This #RaisedBed is where things first got serious toward growing food. Early on there had been random tomato attempts here and there, but nothing amounted to much. Fruit trees were being planted simultaneously. It’s amazing how much one needs to learn, even to grow tomatoes.
Left to right, facing south.
It’s all about building soil. Reading “One-Straw Revolution” ~ Masanobu Fukuoka, about the renowned revolutionary farmer in Japan last night, I was reminded of just how important it is to “First Do No Harm” and let nature be the guide. His second of four major rules is “NO CHEMICAL FERTILIZER OR PREPARED COMPOST”. Asterisked, below it clarifies that “For fertilizer Mr. Fukuoka grows a leguminous ground cover of white clover, returns the threshed straw to the fields, and adds a little poultry manure.”
Later in the book he says it is sometimes necessary early on to do things, but that gradually, refraining from other than what would happen in nature is recommended. So I have added bagged compost and brought in straw to cover the ground. I am using clover, but it takes a lot of water, so I need to try other cover crops. I have Buckwheat seeds to try. “Buckwheat grows in soils with poor fertility and requires little water after germination.” Of course, Mr. Fukuoka had acreage and was growing fields of rice and winter grains along with orchards of citrus.
The main thing is to learn what nature does and try to mimic it.
I try things in different locations and conditions to see what works best here in the Southeastern desert of Arizona. This is the east most corner and has shade off and on. It makes a great sitting area and doggy traffic-watching spot. I left some fence slats off so they had a place to sit and stare.
Anyone who will come and see these fields and accept their testimony, will feel deep misgivings over the question of whether or not humans know nature, and of whether or not nature can be known within the confines of human understanding. ~ Masanobu Fukuoka, The One-Straw Relolution, pg. 29
Methods of insect control which ignore the relationships among the insects themselves are truly useless. ~ pg. 27
Monday I was in the #SouthFortyTriangleLot watering when a snake slithered along the edge of the fence footer. I was almost upon it. I jumped back and skedaddled, but tried to remain calm and get some kind of view of it. It didn’t appear to have a rattler. It went quickly, but seemed docile.

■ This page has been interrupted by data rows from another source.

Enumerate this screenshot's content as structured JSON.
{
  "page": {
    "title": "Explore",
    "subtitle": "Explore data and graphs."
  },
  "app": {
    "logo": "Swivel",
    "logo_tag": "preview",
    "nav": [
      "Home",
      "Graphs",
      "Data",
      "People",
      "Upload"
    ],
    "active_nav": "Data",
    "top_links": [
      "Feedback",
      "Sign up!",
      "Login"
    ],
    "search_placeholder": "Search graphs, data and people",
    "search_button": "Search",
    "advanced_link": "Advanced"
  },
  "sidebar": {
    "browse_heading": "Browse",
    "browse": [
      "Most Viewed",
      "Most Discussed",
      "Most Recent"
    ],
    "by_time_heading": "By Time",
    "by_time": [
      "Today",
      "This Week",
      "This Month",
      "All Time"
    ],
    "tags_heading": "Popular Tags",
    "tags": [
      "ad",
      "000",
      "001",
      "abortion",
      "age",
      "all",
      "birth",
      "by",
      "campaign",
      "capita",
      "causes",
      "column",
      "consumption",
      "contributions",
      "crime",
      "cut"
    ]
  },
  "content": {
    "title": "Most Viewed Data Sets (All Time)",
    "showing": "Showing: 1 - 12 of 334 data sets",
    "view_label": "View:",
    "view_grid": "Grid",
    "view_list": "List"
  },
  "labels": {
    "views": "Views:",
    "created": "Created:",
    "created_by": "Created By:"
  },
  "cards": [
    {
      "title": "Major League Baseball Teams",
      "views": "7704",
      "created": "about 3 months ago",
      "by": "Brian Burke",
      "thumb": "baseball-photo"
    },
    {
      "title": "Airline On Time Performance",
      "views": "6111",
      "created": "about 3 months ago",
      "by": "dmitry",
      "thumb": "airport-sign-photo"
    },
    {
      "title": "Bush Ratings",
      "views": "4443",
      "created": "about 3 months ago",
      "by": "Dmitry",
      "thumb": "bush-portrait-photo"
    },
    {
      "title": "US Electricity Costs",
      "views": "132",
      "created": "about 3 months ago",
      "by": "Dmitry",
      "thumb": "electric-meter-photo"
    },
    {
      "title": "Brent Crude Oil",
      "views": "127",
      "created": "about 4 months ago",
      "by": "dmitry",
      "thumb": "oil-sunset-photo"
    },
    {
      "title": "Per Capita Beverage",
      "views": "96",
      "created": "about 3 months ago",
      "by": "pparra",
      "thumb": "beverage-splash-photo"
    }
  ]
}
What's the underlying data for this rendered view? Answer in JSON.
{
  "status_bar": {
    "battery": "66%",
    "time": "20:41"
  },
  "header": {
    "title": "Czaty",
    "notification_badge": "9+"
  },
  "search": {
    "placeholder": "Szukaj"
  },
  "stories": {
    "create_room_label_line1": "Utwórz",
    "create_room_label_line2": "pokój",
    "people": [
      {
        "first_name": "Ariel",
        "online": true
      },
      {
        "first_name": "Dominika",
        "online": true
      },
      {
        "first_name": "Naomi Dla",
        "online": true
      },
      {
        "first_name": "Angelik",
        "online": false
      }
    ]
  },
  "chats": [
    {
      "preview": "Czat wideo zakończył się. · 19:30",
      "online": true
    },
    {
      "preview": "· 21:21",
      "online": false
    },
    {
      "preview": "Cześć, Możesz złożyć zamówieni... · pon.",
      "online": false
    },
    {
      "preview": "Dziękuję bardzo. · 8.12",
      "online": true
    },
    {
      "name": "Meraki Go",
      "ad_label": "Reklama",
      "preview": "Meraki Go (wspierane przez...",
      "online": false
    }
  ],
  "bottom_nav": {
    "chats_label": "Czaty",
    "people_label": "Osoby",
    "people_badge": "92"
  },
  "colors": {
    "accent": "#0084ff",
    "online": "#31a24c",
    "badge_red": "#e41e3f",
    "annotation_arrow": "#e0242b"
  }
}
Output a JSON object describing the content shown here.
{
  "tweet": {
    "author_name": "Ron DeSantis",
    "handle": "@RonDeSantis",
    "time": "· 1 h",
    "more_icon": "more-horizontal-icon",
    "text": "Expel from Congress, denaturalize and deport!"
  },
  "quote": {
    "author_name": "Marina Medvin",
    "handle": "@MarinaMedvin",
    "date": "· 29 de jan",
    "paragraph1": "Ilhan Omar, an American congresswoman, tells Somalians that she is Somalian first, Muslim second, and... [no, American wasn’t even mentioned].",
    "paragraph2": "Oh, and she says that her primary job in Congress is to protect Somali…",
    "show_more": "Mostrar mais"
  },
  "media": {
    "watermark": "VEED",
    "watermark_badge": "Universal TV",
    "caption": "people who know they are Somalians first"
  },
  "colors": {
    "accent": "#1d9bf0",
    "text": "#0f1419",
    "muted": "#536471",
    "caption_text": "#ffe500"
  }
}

To the best of my recollection, this web image represents what I saw.
It went missing. I think it has a home under the patio slab. I have been tip-toeing around, trying to believe it’s a good thing to have around.
It’s not always easy to allow nature to have Her way. We want control.
Nature is the teacher. I try so hard to listen.
I have caught cottontail bunnies making escape several times lately and they always head for the gate gaps, so I have installed chicken-wire foils to encourage them to stay out. Ceramic bunnies are all I want to see. This one got crowded out of the strawberry pot, so got brought up here where there is a sweet potato slip to watch and a garlic I forgot I pushed in there.
The chaste tree is coming in to bloom. It won’t be long before I see hummingbird moths. They look so much like hummingbirds.
Gertie has been my walk-around companion as of late, since Little Red-Haired Girl wants to find a spot and spectate now.
Four artichoke have been harvested, but not cooked yet. Others are being left to flower. I understand they make great dried specimens. The chard and beet pods have been removed to save for seed and now this needs new plantings. This is the #1HugelkulturBed and is being allowed to meld into the surrounds.
This seems to be a good time to take pictures. Both sides, East and West turned out good today. The morning was balmy, quiet because “Schools Out For Summer”, with just birdsong for music and a hint of a cool breeze. A slight cloud covering. It’s A Wonderful Life.